Copy every line below precisely as it appears.

-------- Data --------

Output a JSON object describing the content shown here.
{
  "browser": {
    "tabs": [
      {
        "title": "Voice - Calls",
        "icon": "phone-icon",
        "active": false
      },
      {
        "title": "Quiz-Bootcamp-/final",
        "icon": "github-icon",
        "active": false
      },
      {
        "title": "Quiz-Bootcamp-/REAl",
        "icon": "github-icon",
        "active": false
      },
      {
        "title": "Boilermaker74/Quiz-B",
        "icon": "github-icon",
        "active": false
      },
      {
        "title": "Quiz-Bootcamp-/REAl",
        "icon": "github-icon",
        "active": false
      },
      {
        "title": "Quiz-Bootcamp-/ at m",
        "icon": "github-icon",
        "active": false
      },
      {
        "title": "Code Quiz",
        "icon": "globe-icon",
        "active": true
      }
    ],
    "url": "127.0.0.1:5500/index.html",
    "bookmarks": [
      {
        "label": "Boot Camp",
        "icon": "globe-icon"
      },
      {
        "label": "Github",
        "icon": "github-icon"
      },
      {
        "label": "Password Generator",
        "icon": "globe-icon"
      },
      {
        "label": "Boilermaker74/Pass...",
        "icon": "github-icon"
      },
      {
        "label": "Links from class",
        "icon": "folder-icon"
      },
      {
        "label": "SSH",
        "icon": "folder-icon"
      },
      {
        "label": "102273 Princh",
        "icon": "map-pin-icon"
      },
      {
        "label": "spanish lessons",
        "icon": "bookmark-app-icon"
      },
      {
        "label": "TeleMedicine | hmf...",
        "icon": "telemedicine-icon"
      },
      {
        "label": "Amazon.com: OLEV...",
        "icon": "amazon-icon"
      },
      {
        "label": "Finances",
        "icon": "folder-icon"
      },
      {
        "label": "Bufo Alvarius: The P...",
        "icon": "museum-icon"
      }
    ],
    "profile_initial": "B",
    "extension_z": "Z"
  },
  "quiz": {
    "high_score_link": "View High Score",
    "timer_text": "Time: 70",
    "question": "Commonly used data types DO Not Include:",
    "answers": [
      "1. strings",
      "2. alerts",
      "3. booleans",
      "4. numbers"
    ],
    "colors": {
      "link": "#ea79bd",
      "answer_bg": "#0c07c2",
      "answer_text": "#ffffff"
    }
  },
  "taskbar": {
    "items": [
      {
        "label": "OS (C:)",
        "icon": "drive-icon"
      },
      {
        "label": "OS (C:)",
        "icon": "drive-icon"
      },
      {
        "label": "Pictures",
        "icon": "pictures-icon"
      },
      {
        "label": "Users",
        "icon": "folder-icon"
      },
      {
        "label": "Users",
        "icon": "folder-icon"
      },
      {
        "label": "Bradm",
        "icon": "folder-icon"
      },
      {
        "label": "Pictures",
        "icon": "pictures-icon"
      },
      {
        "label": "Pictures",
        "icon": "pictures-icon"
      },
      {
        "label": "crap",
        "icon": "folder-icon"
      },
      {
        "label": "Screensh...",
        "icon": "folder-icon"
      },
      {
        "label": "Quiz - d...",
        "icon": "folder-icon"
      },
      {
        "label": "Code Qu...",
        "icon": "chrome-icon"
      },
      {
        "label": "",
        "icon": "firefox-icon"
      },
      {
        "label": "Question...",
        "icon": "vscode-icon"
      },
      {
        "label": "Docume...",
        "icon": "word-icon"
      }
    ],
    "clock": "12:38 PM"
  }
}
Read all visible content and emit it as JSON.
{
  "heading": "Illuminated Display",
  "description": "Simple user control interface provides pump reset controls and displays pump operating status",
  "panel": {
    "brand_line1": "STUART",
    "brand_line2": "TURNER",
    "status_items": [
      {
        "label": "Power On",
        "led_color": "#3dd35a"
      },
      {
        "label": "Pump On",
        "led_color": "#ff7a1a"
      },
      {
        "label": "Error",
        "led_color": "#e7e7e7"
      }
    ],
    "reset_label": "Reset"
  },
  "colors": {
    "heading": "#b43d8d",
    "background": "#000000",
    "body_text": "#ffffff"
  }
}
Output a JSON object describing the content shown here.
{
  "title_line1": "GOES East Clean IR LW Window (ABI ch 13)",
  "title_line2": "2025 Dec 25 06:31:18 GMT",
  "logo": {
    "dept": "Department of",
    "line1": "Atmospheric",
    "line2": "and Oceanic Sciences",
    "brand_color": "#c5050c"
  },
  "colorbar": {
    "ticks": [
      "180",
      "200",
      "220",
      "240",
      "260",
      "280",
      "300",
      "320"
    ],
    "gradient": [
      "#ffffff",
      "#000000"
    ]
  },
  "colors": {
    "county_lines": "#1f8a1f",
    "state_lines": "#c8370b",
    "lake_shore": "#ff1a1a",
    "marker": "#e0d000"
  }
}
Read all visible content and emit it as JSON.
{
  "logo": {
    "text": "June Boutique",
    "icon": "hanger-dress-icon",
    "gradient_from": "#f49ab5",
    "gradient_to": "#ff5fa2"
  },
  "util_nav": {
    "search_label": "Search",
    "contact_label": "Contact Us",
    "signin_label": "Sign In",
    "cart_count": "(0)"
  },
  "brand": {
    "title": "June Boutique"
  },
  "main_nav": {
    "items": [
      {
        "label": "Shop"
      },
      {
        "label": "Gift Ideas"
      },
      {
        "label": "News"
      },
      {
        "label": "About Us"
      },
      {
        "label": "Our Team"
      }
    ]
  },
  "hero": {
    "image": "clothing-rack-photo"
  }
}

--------

**The answer**.
Output a JSON object describing the content shown here.
{
  "browser": {
    "tabs": [
      {
        "title": "Voice - Calls",
        "icon": "phone-icon",
        "active": false
      },
      {
        "title": "Quiz-Bootcamp-/final",
        "icon": "github-icon",
        "active": false
      },
      {
        "title": "Quiz-Bootcamp-/REAl",
        "icon": "github-icon",
        "active": false
      },
      {
        "title": "Boilermaker74/Quiz-B",
        "icon": "github-icon",
        "active": false
      },
      {
        "title": "Quiz-Bootcamp-/REAl",
        "icon": "github-icon",
        "active": false
      },
      {
        "title": "Quiz-Bootcamp-/ at m",
        "icon": "github-icon",
        "active": false
      },
      {
        "title": "Code Quiz",
        "icon": "globe-icon",
        "active": true
      }
    ],
    "url": "127.0.0.1:5500/index.html",
    "bookmarks": [
      {
        "label": "Boot Camp",
        "icon": "globe-icon"
      },
      {
        "label": "Github",
        "icon": "github-icon"
      },
      {
        "label": "Password Generator",
        "icon": "globe-icon"
      },
      {
        "label": "Boilermaker74/Pass...",
        "icon": "github-icon"
      },
      {
        "label": "Links from class",
        "icon": "folder-icon"
      },
      {
        "label": "SSH",
        "icon": "folder-icon"
      },
      {
        "label": "102273 Princh",
        "icon": "map-pin-icon"
      },
      {
        "label": "spanish lessons",
        "icon": "bookmark-app-icon"
      },
      {
        "label": "TeleMedicine | hmf...",
        "icon": "telemedicine-icon"
      },
      {
        "label": "Amazon.com: OLEV...",
        "icon": "amazon-icon"
      },
      {
        "label": "Finances",
        "icon": "folder-icon"
      },
      {
        "label": "Bufo Alvarius: The P...",
        "icon": "museum-icon"
      }
    ],
    "profile_initial": "B",
    "extension_z": "Z"
  },
  "quiz": {
    "high_score_link": "View High Score",
    "timer_text": "Time: 70",
    "question": "Commonly used data types DO Not Include:",
    "answers": [
      "1. strings",
      "2. alerts",
      "3. booleans",
      "4. numbers"
    ],
    "colors": {
      "link": "#ea79bd",
      "answer_bg": "#0c07c2",
      "answer_text": "#ffffff"
    }
  },
  "taskbar": {
    "items": [
      {
        "label": "OS (C:)",
        "icon": "drive-icon"
      },
      {
        "label": "OS (C:)",
        "icon": "drive-icon"
      },
      {
        "label": "Pictures",
        "icon": "pictures-icon"
      },
      {
        "label": "Users",
        "icon": "folder-icon"
      },
      {
        "label": "Users",
        "icon": "folder-icon"
      },
      {
        "label": "Bradm",
        "icon": "folder-icon"
      },
      {
        "label": "Pictures",
        "icon": "pictures-icon"
      },
      {
        "label": "Pictures",
        "icon": "pictures-icon"
      },
      {
        "label": "crap",
        "icon": "folder-icon"
      },
      {
        "label": "Screensh...",
        "icon": "folder-icon"
      },
      {
        "label": "Quiz - d...",
        "icon": "folder-icon"
      },
      {
        "label": "Code Qu...",
        "icon": "chrome-icon"
      },
      {
        "label": "",
        "icon": "firefox-icon"
      },
      {
        "label": "Question...",
        "icon": "vscode-icon"
      },
      {
        "label": "Docume...",
        "icon": "word-icon"
      }
    ],
    "clock": "12:38 PM"
  }
}
Read all visible content and emit it as JSON.
{
  "heading": "Illuminated Display",
  "description": "Simple user control interface provides pump reset controls and displays pump operating status",
  "panel": {
    "brand_line1": "STUART",
    "brand_line2": "TURNER",
    "status_items": [
      {
        "label": "Power On",
        "led_color": "#3dd35a"
      },
      {
        "label": "Pump On",
        "led_color": "#ff7a1a"
      },
      {
        "label": "Error",
        "led_color": "#e7e7e7"
      }
    ],
    "reset_label": "Reset"
  },
  "colors": {
    "heading": "#b43d8d",
    "background": "#000000",
    "body_text": "#ffffff"
  }
}
Output a JSON object describing the content shown here.
{
  "title_line1": "GOES East Clean IR LW Window (ABI ch 13)",
  "title_line2": "2025 Dec 25 06:31:18 GMT",
  "logo": {
    "dept": "Department of",
    "line1": "Atmospheric",
    "line2": "and Oceanic Sciences",
    "brand_color": "#c5050c"
  },
  "colorbar": {
    "ticks": [
      "180",
      "200",
      "220",
      "240",
      "260",
      "280",
      "300",
      "320"
    ],
    "gradient": [
      "#ffffff",
      "#000000"
    ]
  },
  "colors": {
    "county_lines": "#1f8a1f",
    "state_lines": "#c8370b",
    "lake_shore": "#ff1a1a",
    "marker": "#e0d000"
  }
}
Read all visible content and emit it as JSON.
{
  "logo": {
    "text": "June Boutique",
    "icon": "hanger-dress-icon",
    "gradient_from": "#f49ab5",
    "gradient_to": "#ff5fa2"
  },
  "util_nav": {
    "search_label": "Search",
    "contact_label": "Contact Us",
    "signin_label": "Sign In",
    "cart_count": "(0)"
  },
  "brand": {
    "title": "June Boutique"
  },
  "main_nav": {
    "items": [
      {
        "label": "Shop"
      },
      {
        "label": "Gift Ideas"
      },
      {
        "label": "News"
      },
      {
        "label": "About Us"
      },
      {
        "label": "Our Team"
      }
    ]
  },
  "hero": {
    "image": "clothing-rack-photo"
  }
}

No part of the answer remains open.